In days after this speech, the Fourth Estate accused Solzhenitsyn of “losing his balance,” of representing a “mind split apart.” He thought one could say what one thinks in the USA, but democracy expects to be admired. The press argued “the giant does not love us.”

Was Solzhenitsyn right? He did use positive signs in the heartland. “Gradually another America began unfolding before my eyes, one that was small town, and robust, the heartland, the America I had envisioned as I was writing this speech.”

Now we have the luxury of examining the address forty years later. As I see it, Solzhenitsyn was “cautious” based on the way cultural conditions have unfolded over these four decades. The U.S. is preoccupied with material goals, a condition that has reached full efflorescence from the rationalist humanist tradition. The Higher Power to which Solzhenitsyn refers is in serial descent, having gone from more than 90 percent of the populace embracing God to about 70 percent, with the trend line in descent well established.

Accompanying this trend is a debasement in the culture disgorged from moral constraints. I find myself astonished by the fact that at the Tony Awards Robert De Niro, in the most vulgar fashion, attacked the president of the United States, the same De Niro who is the recipient of the president's Freedom Award, the most prestigious award in the nation.

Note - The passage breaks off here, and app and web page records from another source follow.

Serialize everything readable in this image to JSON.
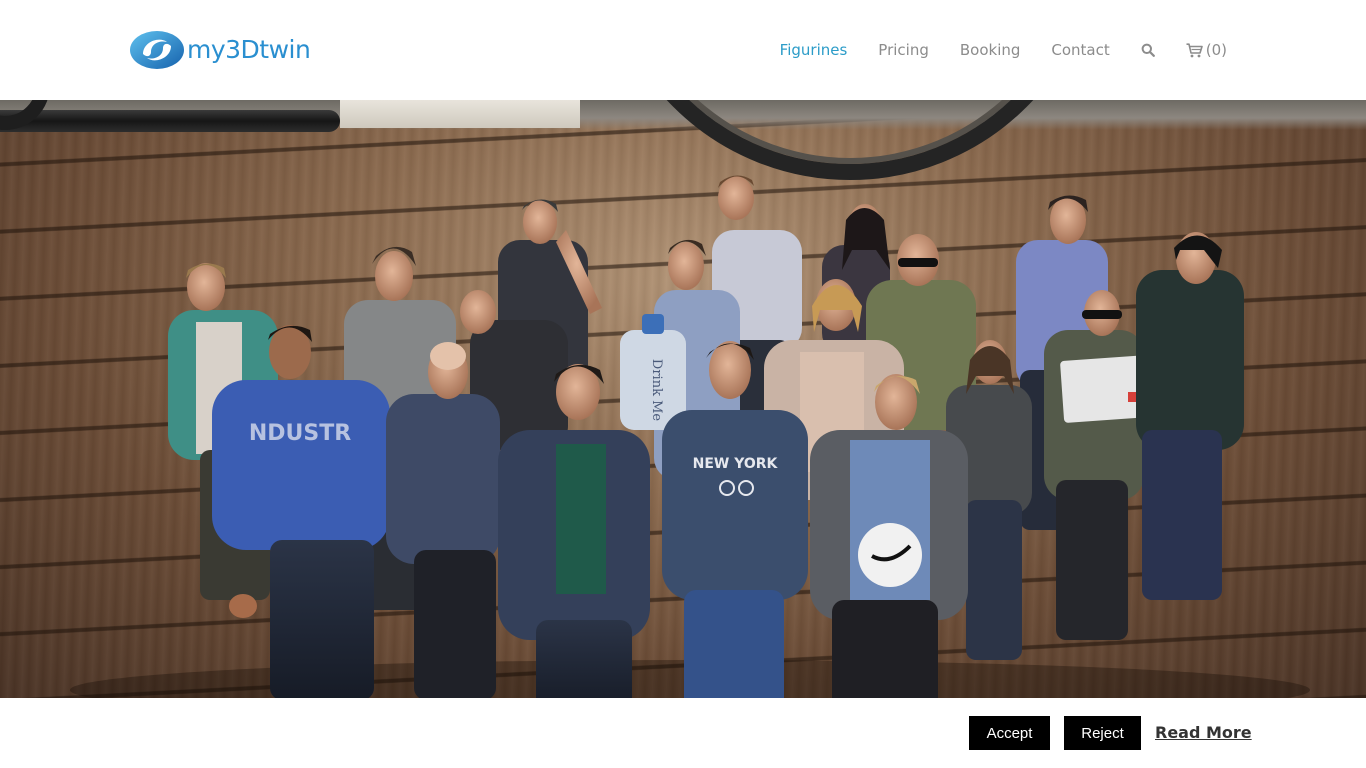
{
  "brand": {
    "name": "my3Dtwin",
    "color": "#2a8fd0"
  },
  "nav": {
    "items": [
      {
        "label": "Figurines",
        "active": true
      },
      {
        "label": "Pricing",
        "active": false
      },
      {
        "label": "Booking",
        "active": false
      },
      {
        "label": "Contact",
        "active": false
      }
    ],
    "search_icon": "search-icon",
    "cart_icon": "cart-icon",
    "cart_count": "(0)",
    "active_color": "#2c9cc8",
    "inactive_color": "#8c8c8c"
  },
  "hero": {
    "image": "group-of-3d-printed-figurines-on-wooden-floor",
    "shirt_text": "NEW YORK",
    "bottle_text": "Drink Me"
  },
  "cookie_bar": {
    "accept_label": "Accept",
    "reject_label": "Reject",
    "read_more_label": "Read More"
  }
}
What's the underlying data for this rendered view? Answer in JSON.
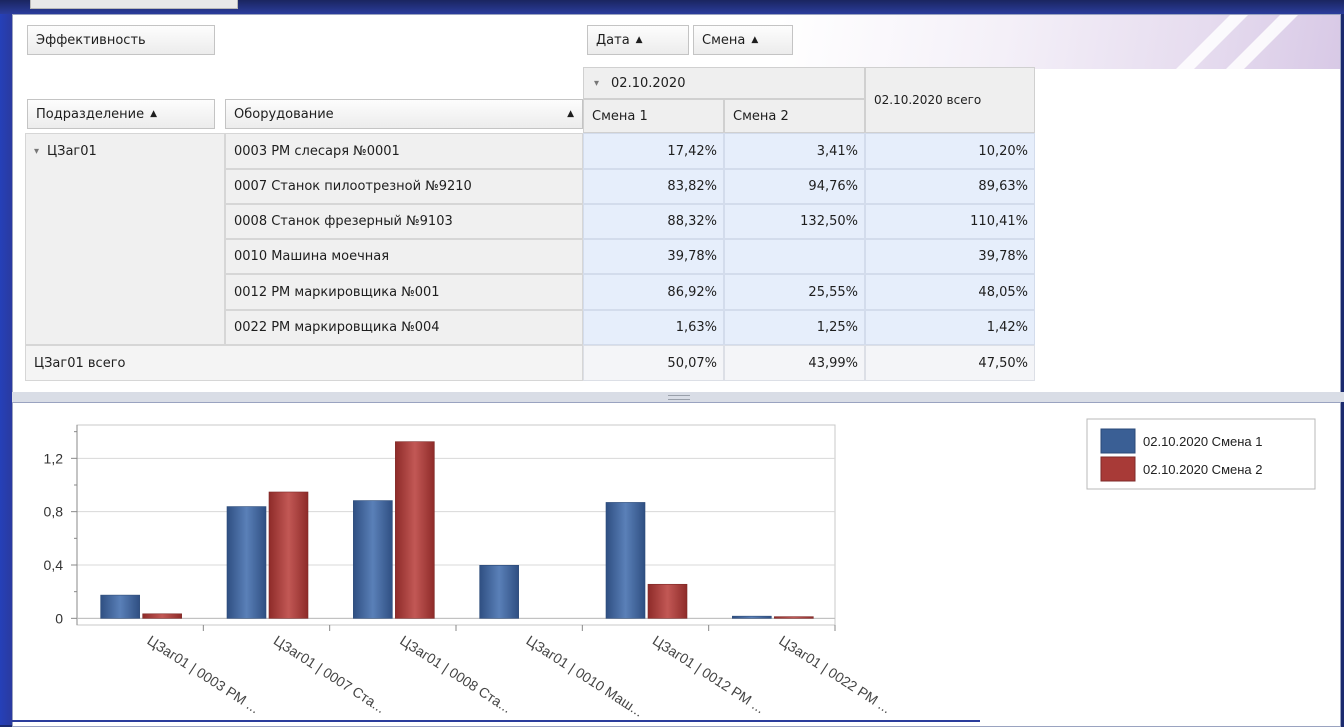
{
  "field_buttons": {
    "data_field": "Эффективность",
    "date_field": "Дата",
    "shift_field": "Смена",
    "department_field": "Подразделение",
    "equipment_field": "Оборудование"
  },
  "sort_glyph": "▲",
  "column_header": {
    "expand_glyph": "▾",
    "date": "02.10.2020",
    "shift1": "Смена 1",
    "shift2": "Смена 2",
    "date_total": "02.10.2020 всего"
  },
  "group": {
    "expand_glyph": "▾",
    "name": "ЦЗаг01"
  },
  "rows": [
    {
      "equipment": "0003 РМ слесаря №0001",
      "s1": "17,42%",
      "s2": "3,41%",
      "total": "10,20%"
    },
    {
      "equipment": "0007 Станок пилоотрезной №9210",
      "s1": "83,82%",
      "s2": "94,76%",
      "total": "89,63%"
    },
    {
      "equipment": "0008 Станок фрезерный №9103",
      "s1": "88,32%",
      "s2": "132,50%",
      "total": "110,41%"
    },
    {
      "equipment": "0010 Машина моечная",
      "s1": "39,78%",
      "s2": "",
      "total": "39,78%"
    },
    {
      "equipment": "0012 РМ маркировщика №001",
      "s1": "86,92%",
      "s2": "25,55%",
      "total": "48,05%"
    },
    {
      "equipment": "0022 РМ маркировщика №004",
      "s1": "1,63%",
      "s2": "1,25%",
      "total": "1,42%"
    }
  ],
  "grand_total": {
    "label": "ЦЗаг01 всего",
    "s1": "50,07%",
    "s2": "43,99%",
    "total": "47,50%"
  },
  "colors": {
    "series1": "#3a5f95",
    "series2": "#a83a37",
    "value_cell": "#e6eefb"
  },
  "chart_data": {
    "type": "bar",
    "categories": [
      "ЦЗаг01 | 0003 РМ ...",
      "ЦЗаг01 | 0007 Ста...",
      "ЦЗаг01 | 0008 Ста...",
      "ЦЗаг01 | 0010 Маш...",
      "ЦЗаг01 | 0012 РМ ...",
      "ЦЗаг01 | 0022 РМ ..."
    ],
    "series": [
      {
        "name": "02.10.2020 Смена 1",
        "values": [
          0.1742,
          0.8382,
          0.8832,
          0.3978,
          0.8692,
          0.0163
        ]
      },
      {
        "name": "02.10.2020 Смена 2",
        "values": [
          0.0341,
          0.9476,
          1.325,
          null,
          0.2555,
          0.0125
        ]
      }
    ],
    "ylim": [
      -0.05,
      1.45
    ],
    "yticks": [
      0,
      0.4,
      0.8,
      1.2
    ],
    "ytick_labels": [
      "0",
      "0,4",
      "0,8",
      "1,2"
    ],
    "grid": true,
    "legend": "top-right"
  }
}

I am equally puzzled by the granting of a Pulitzer prize to Kendrick Lamar, a rap singer who invariably holds his crotch during performances. And I recognize a complete collapse in standards when Bob Dylan received a Nobel Prize, a prize denied to some of the literary luminaries of the twentieth century. What have we come to?

Solzhenitsyn understood that if God is displaced by humanism any idea the human mind can conjure is possible. Taste, manners, kindness, respect are subordinated for freedom and personal sentiment. “If it feels good, do it.” Even churches and synagogues have lost their way now spending more time on social conditions than religious doctrine. Clearly Western society has not collapsed, not yet anyway. But when it comes to constructing an emotional defense for our way of life, the arguments are banal. There is, of course, the reference to freedom and tolerance, but what about First Principles. Where do we stand on the “naked public square” or the integration of religion into the American founding?

Why would Italian officials cover art work centuries old when there is a visit by one Iranian dignitary? Shouldn't we take pride in the extraordinary sculptures emerging from our culture? And why should we care whether another religious culture is offended? Is the reverse also true?

Trend lines are sometimes reversed, but if one were to extrapolate from the present to some distant future, the West – with its relativism ensconced – is in trouble of losing its global influence. How does a society unsure of its meaning compete against a fanatical culture that knows exactly what it wants to achieve? Mine is not merely another spirited defense of Oswald Spengler's Decline of the West, since the gradual decline is with us in every crevice of cultural life. Universities share the orthodoxy of decline. Talk shows have the same chattering voices utter banalities heard before. And truth is shattered by the postmodern belief that deep feeling is really what counts. Yes, it is important that Americans read Spengler, if they read at all, but far more important at this time is the removal of cultural filters. Look at America and the West dispassionately. What do you see? And why do you see it?

Published with permission from the American Thinker.